Please reproduce all of the lines below, word for word and in full.

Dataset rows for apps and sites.
BEGIN

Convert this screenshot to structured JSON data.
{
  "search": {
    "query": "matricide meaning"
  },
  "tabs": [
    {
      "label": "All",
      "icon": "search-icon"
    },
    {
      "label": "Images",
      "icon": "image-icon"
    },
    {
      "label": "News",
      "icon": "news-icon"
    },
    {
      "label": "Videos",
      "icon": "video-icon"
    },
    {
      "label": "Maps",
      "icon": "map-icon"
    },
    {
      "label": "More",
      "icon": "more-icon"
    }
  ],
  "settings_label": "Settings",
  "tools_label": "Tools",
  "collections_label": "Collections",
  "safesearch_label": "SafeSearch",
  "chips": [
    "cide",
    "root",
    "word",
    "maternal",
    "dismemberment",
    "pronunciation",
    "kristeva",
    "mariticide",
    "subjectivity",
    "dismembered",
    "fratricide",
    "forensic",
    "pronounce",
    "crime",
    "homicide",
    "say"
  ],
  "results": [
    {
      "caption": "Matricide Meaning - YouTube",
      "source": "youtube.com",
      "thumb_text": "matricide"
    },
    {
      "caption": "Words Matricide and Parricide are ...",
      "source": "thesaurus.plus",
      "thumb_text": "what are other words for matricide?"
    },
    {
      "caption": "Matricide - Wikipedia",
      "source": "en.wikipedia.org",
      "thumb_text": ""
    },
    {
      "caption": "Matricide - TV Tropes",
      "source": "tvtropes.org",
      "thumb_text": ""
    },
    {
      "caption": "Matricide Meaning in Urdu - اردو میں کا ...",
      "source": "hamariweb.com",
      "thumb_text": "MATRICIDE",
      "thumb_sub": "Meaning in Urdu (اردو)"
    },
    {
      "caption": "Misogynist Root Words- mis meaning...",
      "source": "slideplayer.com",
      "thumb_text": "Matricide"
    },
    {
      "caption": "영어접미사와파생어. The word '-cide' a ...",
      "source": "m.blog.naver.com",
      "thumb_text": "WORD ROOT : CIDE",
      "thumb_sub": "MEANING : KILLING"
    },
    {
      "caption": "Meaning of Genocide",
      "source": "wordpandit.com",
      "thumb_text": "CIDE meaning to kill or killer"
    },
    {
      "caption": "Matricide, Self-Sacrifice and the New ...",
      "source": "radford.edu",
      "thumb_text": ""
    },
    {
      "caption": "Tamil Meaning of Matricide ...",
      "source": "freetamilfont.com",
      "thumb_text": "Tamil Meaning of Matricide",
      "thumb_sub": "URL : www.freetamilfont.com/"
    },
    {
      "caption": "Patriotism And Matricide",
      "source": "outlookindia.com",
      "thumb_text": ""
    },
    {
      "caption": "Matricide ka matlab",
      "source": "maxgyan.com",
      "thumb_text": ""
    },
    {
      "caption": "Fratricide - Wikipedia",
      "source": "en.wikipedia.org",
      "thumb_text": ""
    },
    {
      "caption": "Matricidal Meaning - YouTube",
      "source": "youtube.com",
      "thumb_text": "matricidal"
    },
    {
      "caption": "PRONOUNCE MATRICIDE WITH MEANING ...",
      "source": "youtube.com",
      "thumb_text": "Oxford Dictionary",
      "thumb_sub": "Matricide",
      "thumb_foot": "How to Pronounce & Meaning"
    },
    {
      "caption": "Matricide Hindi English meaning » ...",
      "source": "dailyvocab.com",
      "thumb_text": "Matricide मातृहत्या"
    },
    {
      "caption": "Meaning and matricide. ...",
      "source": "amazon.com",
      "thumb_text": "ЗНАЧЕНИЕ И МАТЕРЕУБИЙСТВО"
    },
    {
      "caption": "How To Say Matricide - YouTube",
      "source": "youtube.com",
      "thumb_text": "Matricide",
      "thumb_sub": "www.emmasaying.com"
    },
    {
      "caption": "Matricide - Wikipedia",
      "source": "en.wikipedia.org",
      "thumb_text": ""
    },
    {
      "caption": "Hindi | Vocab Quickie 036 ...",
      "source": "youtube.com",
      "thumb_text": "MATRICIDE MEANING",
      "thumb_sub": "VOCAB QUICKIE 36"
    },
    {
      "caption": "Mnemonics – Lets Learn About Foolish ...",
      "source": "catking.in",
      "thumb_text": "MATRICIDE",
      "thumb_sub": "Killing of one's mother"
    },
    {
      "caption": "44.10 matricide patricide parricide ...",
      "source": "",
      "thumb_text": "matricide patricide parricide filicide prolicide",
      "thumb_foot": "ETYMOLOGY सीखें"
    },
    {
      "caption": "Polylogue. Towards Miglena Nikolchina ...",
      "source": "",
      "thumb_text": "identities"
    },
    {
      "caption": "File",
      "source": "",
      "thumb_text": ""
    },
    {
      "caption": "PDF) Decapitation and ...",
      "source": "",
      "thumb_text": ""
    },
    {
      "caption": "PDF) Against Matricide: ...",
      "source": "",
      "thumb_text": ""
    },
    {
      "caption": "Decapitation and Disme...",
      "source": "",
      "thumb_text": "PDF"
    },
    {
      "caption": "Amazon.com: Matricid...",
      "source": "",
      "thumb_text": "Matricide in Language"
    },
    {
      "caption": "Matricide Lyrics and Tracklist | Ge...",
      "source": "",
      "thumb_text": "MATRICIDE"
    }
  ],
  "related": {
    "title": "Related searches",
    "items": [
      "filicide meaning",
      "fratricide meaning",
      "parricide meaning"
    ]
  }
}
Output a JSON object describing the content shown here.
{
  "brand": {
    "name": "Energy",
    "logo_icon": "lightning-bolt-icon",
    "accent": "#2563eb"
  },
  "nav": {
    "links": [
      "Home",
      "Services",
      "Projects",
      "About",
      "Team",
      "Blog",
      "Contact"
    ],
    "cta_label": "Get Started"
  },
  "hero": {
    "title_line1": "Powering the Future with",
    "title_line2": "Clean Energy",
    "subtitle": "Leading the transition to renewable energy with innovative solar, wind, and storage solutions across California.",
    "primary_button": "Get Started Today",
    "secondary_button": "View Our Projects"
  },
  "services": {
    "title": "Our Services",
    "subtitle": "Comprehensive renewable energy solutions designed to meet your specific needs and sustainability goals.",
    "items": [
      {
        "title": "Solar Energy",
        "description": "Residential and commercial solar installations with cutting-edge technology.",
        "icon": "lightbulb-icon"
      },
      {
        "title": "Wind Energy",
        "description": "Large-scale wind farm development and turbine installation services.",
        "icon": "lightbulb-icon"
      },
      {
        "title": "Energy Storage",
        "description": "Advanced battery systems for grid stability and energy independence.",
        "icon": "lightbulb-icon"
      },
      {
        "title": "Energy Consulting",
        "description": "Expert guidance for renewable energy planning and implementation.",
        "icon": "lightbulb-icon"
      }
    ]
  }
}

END

Answer space.
Convert this screenshot to structured JSON data.
{
  "search": {
    "query": "matricide meaning"
  },
  "tabs": [
    {
      "label": "All",
      "icon": "search-icon"
    },
    {
      "label": "Images",
      "icon": "image-icon"
    },
    {
      "label": "News",
      "icon": "news-icon"
    },
    {
      "label": "Videos",
      "icon": "video-icon"
    },
    {
      "label": "Maps",
      "icon": "map-icon"
    },
    {
      "label": "More",
      "icon": "more-icon"
    }
  ],
  "settings_label": "Settings",
  "tools_label": "Tools",
  "collections_label": "Collections",
  "safesearch_label": "SafeSearch",
  "chips": [
    "cide",
    "root",
    "word",
    "maternal",
    "dismemberment",
    "pronunciation",
    "kristeva",
    "mariticide",
    "subjectivity",
    "dismembered",
    "fratricide",
    "forensic",
    "pronounce",
    "crime",
    "homicide",
    "say"
  ],
  "results": [
    {
      "caption": "Matricide Meaning - YouTube",
      "source": "youtube.com",
      "thumb_text": "matricide"
    },
    {
      "caption": "Words Matricide and Parricide are ...",
      "source": "thesaurus.plus",
      "thumb_text": "what are other words for matricide?"
    },
    {
      "caption": "Matricide - Wikipedia",
      "source": "en.wikipedia.org",
      "thumb_text": ""
    },
    {
      "caption": "Matricide - TV Tropes",
      "source": "tvtropes.org",
      "thumb_text": ""
    },
    {
      "caption": "Matricide Meaning in Urdu - اردو میں کا ...",
      "source": "hamariweb.com",
      "thumb_text": "MATRICIDE",
      "thumb_sub": "Meaning in Urdu (اردو)"
    },
    {
      "caption": "Misogynist Root Words- mis meaning...",
      "source": "slideplayer.com",
      "thumb_text": "Matricide"
    },
    {
      "caption": "영어접미사와파생어. The word '-cide' a ...",
      "source": "m.blog.naver.com",
      "thumb_text": "WORD ROOT : CIDE",
      "thumb_sub": "MEANING : KILLING"
    },
    {
      "caption": "Meaning of Genocide",
      "source": "wordpandit.com",
      "thumb_text": "CIDE meaning to kill or killer"
    },
    {
      "caption": "Matricide, Self-Sacrifice and the New ...",
      "source": "radford.edu",
      "thumb_text": ""
    },
    {
      "caption": "Tamil Meaning of Matricide ...",
      "source": "freetamilfont.com",
      "thumb_text": "Tamil Meaning of Matricide",
      "thumb_sub": "URL : www.freetamilfont.com/"
    },
    {
      "caption": "Patriotism And Matricide",
      "source": "outlookindia.com",
      "thumb_text": ""
    },
    {
      "caption": "Matricide ka matlab",
      "source": "maxgyan.com",
      "thumb_text": ""
    },
    {
      "caption": "Fratricide - Wikipedia",
      "source": "en.wikipedia.org",
      "thumb_text": ""
    },
    {
      "caption": "Matricidal Meaning - YouTube",
      "source": "youtube.com",
      "thumb_text": "matricidal"
    },
    {
      "caption": "PRONOUNCE MATRICIDE WITH MEANING ...",
      "source": "youtube.com",
      "thumb_text": "Oxford Dictionary",
      "thumb_sub": "Matricide",
      "thumb_foot": "How to Pronounce & Meaning"
    },
    {
      "caption": "Matricide Hindi English meaning » ...",
      "source": "dailyvocab.com",
      "thumb_text": "Matricide मातृहत्या"
    },
    {
      "caption": "Meaning and matricide. ...",
      "source": "amazon.com",
      "thumb_text": "ЗНАЧЕНИЕ И МАТЕРЕУБИЙСТВО"
    },
    {
      "caption": "How To Say Matricide - YouTube",
      "source": "youtube.com",
      "thumb_text": "Matricide",
      "thumb_sub": "www.emmasaying.com"
    },
    {
      "caption": "Matricide - Wikipedia",
      "source": "en.wikipedia.org",
      "thumb_text": ""
    },
    {
      "caption": "Hindi | Vocab Quickie 036 ...",
      "source": "youtube.com",
      "thumb_text": "MATRICIDE MEANING",
      "thumb_sub": "VOCAB QUICKIE 36"
    },
    {
      "caption": "Mnemonics – Lets Learn About Foolish ...",
      "source": "catking.in",
      "thumb_text": "MATRICIDE",
      "thumb_sub": "Killing of one's mother"
    },
    {
      "caption": "44.10 matricide patricide parricide ...",
      "source": "",
      "thumb_text": "matricide patricide parricide filicide prolicide",
      "thumb_foot": "ETYMOLOGY सीखें"
    },
    {
      "caption": "Polylogue. Towards Miglena Nikolchina ...",
      "source": "",
      "thumb_text": "identities"
    },
    {
      "caption": "File",
      "source": "",
      "thumb_text": ""
    },
    {
      "caption": "PDF) Decapitation and ...",
      "source": "",
      "thumb_text": ""
    },
    {
      "caption": "PDF) Against Matricide: ...",
      "source": "",
      "thumb_text": ""
    },
    {
      "caption": "Decapitation and Disme...",
      "source": "",
      "thumb_text": "PDF"
    },
    {
      "caption": "Amazon.com: Matricid...",
      "source": "",
      "thumb_text": "Matricide in Language"
    },
    {
      "caption": "Matricide Lyrics and Tracklist | Ge...",
      "source": "",
      "thumb_text": "MATRICIDE"
    }
  ],
  "related": {
    "title": "Related searches",
    "items": [
      "filicide meaning",
      "fratricide meaning",
      "parricide meaning"
    ]
  }
}
Output a JSON object describing the content shown here.
{
  "brand": {
    "name": "Energy",
    "logo_icon": "lightning-bolt-icon",
    "accent": "#2563eb"
  },
  "nav": {
    "links": [
      "Home",
      "Services",
      "Projects",
      "About",
      "Team",
      "Blog",
      "Contact"
    ],
    "cta_label": "Get Started"
  },
  "hero": {
    "title_line1": "Powering the Future with",
    "title_line2": "Clean Energy",
    "subtitle": "Leading the transition to renewable energy with innovative solar, wind, and storage solutions across California.",
    "primary_button": "Get Started Today",
    "secondary_button": "View Our Projects"
  },
  "services": {
    "title": "Our Services",
    "subtitle": "Comprehensive renewable energy solutions designed to meet your specific needs and sustainability goals.",
    "items": [
      {
        "title": "Solar Energy",
        "description": "Residential and commercial solar installations with cutting-edge technology.",
        "icon": "lightbulb-icon"
      },
      {
        "title": "Wind Energy",
        "description": "Large-scale wind farm development and turbine installation services.",
        "icon": "lightbulb-icon"
      },
      {
        "title": "Energy Storage",
        "description": "Advanced battery systems for grid stability and energy independence.",
        "icon": "lightbulb-icon"
      },
      {
        "title": "Energy Consulting",
        "description": "Expert guidance for renewable energy planning and implementation.",
        "icon": "lightbulb-icon"
      }
    ]
  }
}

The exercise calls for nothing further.